*Material supplied*:
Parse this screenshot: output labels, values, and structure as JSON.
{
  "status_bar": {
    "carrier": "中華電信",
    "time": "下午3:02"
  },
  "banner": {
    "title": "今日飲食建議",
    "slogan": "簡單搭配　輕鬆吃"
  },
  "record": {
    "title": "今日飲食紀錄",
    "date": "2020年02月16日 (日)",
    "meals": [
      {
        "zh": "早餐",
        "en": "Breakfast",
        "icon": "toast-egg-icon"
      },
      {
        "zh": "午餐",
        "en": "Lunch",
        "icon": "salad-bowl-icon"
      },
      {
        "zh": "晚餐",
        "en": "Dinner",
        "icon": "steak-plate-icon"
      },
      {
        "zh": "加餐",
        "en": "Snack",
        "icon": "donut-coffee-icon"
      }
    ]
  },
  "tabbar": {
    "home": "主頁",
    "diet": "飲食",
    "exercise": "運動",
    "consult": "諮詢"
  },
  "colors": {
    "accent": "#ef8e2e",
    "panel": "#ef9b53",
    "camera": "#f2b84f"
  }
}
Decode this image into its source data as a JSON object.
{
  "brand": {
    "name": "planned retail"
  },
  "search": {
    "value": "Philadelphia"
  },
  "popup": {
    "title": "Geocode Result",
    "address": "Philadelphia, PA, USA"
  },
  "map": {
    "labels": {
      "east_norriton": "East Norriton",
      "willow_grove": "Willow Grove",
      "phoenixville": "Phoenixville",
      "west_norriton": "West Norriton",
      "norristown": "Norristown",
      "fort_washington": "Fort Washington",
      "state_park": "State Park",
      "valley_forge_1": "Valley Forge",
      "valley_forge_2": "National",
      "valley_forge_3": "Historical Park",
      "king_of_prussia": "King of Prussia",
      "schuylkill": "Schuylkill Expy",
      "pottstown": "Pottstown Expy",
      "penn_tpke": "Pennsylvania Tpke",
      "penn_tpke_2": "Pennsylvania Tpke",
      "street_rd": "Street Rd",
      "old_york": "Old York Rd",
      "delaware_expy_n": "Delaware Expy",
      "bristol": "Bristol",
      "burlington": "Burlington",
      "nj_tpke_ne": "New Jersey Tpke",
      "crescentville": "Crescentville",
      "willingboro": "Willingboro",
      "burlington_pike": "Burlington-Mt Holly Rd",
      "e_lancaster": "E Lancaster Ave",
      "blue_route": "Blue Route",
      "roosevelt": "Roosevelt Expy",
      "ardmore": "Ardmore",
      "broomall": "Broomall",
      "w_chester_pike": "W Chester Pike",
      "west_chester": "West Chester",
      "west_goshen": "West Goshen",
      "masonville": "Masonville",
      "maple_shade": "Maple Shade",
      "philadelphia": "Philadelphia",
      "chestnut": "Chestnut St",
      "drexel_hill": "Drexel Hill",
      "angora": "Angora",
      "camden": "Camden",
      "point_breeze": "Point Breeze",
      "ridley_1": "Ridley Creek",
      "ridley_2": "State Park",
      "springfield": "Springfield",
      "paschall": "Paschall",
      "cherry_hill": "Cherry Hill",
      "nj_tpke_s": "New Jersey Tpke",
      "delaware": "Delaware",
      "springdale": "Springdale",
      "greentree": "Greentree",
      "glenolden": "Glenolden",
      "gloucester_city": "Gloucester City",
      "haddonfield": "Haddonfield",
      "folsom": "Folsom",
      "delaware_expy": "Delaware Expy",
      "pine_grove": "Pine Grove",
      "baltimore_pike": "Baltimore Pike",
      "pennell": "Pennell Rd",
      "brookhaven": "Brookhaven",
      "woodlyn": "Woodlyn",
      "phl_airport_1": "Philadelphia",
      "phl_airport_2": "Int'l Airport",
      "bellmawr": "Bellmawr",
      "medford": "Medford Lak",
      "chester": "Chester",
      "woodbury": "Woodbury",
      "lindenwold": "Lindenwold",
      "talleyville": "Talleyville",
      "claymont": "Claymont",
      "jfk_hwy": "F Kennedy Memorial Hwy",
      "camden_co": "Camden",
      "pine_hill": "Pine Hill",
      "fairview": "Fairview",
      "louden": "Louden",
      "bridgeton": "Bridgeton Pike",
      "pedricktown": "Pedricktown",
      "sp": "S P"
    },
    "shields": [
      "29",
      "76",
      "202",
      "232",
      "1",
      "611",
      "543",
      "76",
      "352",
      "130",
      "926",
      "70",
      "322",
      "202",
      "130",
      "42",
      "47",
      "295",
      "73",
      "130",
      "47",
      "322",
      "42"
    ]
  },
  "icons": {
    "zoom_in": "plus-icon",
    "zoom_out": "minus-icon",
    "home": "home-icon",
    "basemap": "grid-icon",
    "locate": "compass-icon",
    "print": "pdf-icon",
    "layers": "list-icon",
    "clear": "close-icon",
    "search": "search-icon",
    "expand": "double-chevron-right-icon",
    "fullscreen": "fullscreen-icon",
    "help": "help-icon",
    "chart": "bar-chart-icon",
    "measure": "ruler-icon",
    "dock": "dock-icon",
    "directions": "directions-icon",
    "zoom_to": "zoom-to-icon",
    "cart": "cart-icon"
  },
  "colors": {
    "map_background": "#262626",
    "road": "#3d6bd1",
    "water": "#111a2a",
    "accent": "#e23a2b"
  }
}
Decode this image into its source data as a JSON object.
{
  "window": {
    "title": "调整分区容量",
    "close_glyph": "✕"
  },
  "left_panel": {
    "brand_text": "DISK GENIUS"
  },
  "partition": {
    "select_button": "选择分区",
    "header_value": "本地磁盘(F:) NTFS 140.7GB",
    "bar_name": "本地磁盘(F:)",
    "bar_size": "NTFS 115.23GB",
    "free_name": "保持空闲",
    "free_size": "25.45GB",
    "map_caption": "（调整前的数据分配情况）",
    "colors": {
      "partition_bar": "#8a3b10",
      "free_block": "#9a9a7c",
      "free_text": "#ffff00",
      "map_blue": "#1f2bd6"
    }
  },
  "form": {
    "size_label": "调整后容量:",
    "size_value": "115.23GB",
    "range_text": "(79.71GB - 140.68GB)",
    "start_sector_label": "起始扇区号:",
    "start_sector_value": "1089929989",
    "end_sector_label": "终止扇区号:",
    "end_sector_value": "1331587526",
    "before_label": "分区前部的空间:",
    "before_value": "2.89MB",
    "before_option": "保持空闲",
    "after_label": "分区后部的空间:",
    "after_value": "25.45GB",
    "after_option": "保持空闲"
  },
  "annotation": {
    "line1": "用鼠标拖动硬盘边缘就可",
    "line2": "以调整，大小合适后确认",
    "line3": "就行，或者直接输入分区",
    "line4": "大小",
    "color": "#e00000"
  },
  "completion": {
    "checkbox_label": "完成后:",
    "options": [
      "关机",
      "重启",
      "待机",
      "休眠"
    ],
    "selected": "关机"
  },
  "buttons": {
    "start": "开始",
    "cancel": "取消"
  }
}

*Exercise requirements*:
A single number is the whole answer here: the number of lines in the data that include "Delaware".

*Expected output*:
3